Listed records ::
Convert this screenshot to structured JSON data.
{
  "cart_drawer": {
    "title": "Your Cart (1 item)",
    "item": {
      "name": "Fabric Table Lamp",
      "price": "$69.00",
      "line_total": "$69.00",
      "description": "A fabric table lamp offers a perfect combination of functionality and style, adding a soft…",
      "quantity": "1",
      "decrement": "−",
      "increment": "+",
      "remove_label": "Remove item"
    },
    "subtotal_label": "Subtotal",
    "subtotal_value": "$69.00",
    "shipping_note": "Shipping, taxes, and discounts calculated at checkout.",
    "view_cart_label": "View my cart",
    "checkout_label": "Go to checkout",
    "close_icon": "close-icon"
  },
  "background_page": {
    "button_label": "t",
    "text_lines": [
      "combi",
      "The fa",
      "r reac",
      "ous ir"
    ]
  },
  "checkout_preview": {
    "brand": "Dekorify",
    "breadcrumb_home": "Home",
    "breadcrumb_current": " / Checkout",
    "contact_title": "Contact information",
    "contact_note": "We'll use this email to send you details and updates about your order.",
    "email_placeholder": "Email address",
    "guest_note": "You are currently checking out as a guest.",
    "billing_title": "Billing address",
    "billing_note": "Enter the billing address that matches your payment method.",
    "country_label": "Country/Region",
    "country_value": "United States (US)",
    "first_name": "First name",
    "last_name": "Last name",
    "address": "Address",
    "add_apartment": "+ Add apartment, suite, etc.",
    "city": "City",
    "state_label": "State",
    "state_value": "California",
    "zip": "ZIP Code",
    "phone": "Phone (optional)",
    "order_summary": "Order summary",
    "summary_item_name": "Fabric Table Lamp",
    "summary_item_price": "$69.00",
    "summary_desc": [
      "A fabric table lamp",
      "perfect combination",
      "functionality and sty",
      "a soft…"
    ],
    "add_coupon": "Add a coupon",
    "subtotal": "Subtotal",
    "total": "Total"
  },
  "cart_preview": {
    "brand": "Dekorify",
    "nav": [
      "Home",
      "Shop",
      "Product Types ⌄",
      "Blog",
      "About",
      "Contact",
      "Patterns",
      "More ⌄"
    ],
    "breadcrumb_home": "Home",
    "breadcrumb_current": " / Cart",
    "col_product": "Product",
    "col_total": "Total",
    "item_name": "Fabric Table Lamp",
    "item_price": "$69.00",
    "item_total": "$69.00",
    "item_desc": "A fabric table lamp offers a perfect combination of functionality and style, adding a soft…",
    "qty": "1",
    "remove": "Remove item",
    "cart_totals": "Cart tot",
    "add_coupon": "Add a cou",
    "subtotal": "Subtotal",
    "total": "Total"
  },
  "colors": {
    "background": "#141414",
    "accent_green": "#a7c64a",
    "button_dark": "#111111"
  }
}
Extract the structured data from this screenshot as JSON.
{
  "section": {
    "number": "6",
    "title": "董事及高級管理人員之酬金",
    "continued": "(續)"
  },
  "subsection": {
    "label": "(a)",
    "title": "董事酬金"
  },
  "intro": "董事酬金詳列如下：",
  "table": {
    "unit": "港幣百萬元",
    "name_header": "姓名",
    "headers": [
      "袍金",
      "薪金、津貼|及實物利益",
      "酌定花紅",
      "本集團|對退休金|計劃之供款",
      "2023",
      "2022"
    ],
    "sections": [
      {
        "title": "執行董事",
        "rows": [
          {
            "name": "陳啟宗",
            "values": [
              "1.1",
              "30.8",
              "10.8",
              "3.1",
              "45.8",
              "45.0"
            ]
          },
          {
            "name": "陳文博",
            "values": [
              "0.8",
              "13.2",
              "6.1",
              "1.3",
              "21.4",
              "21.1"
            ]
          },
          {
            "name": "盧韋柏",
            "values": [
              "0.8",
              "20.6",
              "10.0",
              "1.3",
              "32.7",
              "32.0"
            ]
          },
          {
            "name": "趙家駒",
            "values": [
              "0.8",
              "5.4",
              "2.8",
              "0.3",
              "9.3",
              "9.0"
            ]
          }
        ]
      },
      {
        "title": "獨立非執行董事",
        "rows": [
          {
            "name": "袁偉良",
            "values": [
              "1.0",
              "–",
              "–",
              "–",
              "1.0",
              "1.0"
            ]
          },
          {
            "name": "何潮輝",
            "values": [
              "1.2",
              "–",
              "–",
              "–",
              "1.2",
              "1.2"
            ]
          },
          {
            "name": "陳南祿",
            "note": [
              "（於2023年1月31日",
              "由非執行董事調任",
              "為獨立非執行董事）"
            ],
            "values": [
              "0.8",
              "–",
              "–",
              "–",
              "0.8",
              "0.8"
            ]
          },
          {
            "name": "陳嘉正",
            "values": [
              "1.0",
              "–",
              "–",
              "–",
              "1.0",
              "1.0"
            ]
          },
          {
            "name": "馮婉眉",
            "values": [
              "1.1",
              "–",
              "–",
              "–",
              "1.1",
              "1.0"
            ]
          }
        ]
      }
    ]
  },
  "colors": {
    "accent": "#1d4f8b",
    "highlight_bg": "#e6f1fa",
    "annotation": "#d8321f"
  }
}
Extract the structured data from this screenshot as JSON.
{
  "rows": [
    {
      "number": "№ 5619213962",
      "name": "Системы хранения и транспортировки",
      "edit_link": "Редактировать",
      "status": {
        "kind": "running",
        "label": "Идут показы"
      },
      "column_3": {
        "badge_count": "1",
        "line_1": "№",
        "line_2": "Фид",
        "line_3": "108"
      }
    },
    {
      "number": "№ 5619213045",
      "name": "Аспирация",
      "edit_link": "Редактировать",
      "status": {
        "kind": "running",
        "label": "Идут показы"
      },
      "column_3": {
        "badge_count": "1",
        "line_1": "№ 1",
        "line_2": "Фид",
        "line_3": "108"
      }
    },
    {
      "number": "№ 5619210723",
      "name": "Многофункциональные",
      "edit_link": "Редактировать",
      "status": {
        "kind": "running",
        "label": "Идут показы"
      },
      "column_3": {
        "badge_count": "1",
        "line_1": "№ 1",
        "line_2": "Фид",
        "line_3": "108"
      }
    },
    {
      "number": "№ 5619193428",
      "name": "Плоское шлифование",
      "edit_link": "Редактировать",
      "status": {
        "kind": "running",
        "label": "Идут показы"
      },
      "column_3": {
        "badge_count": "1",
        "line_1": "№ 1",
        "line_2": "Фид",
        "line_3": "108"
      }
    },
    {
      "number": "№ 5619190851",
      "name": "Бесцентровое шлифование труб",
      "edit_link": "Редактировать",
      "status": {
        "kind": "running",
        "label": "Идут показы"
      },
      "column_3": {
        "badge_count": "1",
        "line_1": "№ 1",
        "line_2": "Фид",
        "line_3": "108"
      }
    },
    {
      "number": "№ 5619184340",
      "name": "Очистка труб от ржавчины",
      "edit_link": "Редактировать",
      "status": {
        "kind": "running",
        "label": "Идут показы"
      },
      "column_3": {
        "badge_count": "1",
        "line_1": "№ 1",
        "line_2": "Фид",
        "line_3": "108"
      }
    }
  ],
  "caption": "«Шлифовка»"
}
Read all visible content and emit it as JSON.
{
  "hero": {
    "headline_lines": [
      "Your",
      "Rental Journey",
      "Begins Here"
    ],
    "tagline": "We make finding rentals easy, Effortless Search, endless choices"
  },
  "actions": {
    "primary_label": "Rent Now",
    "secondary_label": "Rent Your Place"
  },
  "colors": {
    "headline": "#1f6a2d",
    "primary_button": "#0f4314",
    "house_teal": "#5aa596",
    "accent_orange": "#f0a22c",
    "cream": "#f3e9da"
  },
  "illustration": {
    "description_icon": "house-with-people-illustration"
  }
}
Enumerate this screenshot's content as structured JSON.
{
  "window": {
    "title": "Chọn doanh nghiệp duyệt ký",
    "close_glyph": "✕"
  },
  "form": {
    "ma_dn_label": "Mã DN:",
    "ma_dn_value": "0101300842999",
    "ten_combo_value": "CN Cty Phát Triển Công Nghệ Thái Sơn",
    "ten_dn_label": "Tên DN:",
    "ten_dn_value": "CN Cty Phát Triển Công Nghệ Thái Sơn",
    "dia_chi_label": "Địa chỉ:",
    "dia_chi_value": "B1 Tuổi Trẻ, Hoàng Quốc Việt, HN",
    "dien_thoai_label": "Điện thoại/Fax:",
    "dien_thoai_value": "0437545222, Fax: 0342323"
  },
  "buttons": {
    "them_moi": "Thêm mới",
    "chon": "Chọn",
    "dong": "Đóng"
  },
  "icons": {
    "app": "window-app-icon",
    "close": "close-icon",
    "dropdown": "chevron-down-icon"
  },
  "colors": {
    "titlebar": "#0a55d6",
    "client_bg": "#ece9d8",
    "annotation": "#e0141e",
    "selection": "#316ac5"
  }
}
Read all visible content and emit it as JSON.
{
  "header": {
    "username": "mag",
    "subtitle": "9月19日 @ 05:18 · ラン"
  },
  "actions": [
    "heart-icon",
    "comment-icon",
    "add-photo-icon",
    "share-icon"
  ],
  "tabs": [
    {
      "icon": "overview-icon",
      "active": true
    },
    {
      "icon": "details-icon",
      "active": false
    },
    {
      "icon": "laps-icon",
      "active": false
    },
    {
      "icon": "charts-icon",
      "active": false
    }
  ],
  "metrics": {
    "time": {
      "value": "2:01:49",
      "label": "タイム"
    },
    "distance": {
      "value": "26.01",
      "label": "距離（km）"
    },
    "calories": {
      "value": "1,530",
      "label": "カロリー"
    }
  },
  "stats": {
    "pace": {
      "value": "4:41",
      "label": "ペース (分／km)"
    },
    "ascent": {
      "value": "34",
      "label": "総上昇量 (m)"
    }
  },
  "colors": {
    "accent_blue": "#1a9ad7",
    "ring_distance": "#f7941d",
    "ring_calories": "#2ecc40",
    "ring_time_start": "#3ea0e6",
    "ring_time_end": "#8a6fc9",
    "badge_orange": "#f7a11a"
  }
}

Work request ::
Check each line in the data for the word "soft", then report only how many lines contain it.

Reply to the exercise ::
3